==== SUPPLIED MATERIAL ====
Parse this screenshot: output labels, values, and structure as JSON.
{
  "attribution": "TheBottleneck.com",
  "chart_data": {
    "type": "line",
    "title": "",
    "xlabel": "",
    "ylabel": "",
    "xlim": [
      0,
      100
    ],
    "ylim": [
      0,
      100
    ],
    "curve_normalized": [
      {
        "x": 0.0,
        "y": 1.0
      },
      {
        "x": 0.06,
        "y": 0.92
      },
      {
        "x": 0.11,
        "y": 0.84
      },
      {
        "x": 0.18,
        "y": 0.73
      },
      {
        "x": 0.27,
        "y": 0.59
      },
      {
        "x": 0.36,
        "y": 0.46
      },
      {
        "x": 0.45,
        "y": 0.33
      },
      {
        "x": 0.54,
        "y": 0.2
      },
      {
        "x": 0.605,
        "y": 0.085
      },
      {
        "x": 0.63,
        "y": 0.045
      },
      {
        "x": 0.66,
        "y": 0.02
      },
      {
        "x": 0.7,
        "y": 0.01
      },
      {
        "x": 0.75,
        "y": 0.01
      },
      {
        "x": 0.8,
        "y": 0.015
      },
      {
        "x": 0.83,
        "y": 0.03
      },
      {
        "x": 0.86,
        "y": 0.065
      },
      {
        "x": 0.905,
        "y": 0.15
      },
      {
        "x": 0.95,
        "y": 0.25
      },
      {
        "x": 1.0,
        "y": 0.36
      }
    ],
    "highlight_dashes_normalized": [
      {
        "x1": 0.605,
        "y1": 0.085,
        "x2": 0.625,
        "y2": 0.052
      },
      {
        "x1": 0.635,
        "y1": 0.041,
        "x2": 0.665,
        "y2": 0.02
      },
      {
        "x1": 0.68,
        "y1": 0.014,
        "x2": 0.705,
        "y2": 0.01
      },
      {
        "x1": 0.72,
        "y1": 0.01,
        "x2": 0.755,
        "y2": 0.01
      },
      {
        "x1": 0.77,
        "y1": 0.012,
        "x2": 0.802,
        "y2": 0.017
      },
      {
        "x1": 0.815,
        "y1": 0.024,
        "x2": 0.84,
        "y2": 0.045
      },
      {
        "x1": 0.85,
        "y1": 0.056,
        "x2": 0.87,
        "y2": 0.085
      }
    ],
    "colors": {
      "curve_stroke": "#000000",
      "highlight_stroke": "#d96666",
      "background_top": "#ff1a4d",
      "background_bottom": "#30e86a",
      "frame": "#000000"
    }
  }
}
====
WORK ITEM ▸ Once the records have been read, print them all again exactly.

SOLUTION ▸
Parse this screenshot: output labels, values, and structure as JSON.
{
  "attribution": "TheBottleneck.com",
  "chart_data": {
    "type": "line",
    "title": "",
    "xlabel": "",
    "ylabel": "",
    "xlim": [
      0,
      100
    ],
    "ylim": [
      0,
      100
    ],
    "curve_normalized": [
      {
        "x": 0.0,
        "y": 1.0
      },
      {
        "x": 0.06,
        "y": 0.92
      },
      {
        "x": 0.11,
        "y": 0.84
      },
      {
        "x": 0.18,
        "y": 0.73
      },
      {
        "x": 0.27,
        "y": 0.59
      },
      {
        "x": 0.36,
        "y": 0.46
      },
      {
        "x": 0.45,
        "y": 0.33
      },
      {
        "x": 0.54,
        "y": 0.2
      },
      {
        "x": 0.605,
        "y": 0.085
      },
      {
        "x": 0.63,
        "y": 0.045
      },
      {
        "x": 0.66,
        "y": 0.02
      },
      {
        "x": 0.7,
        "y": 0.01
      },
      {
        "x": 0.75,
        "y": 0.01
      },
      {
        "x": 0.8,
        "y": 0.015
      },
      {
        "x": 0.83,
        "y": 0.03
      },
      {
        "x": 0.86,
        "y": 0.065
      },
      {
        "x": 0.905,
        "y": 0.15
      },
      {
        "x": 0.95,
        "y": 0.25
      },
      {
        "x": 1.0,
        "y": 0.36
      }
    ],
    "highlight_dashes_normalized": [
      {
        "x1": 0.605,
        "y1": 0.085,
        "x2": 0.625,
        "y2": 0.052
      },
      {
        "x1": 0.635,
        "y1": 0.041,
        "x2": 0.665,
        "y2": 0.02
      },
      {
        "x1": 0.68,
        "y1": 0.014,
        "x2": 0.705,
        "y2": 0.01
      },
      {
        "x1": 0.72,
        "y1": 0.01,
        "x2": 0.755,
        "y2": 0.01
      },
      {
        "x1": 0.77,
        "y1": 0.012,
        "x2": 0.802,
        "y2": 0.017
      },
      {
        "x1": 0.815,
        "y1": 0.024,
        "x2": 0.84,
        "y2": 0.045
      },
      {
        "x1": 0.85,
        "y1": 0.056,
        "x2": 0.87,
        "y2": 0.085
      }
    ],
    "colors": {
      "curve_stroke": "#000000",
      "highlight_stroke": "#d96666",
      "background_top": "#ff1a4d",
      "background_bottom": "#30e86a",
      "frame": "#000000"
    }
  }
}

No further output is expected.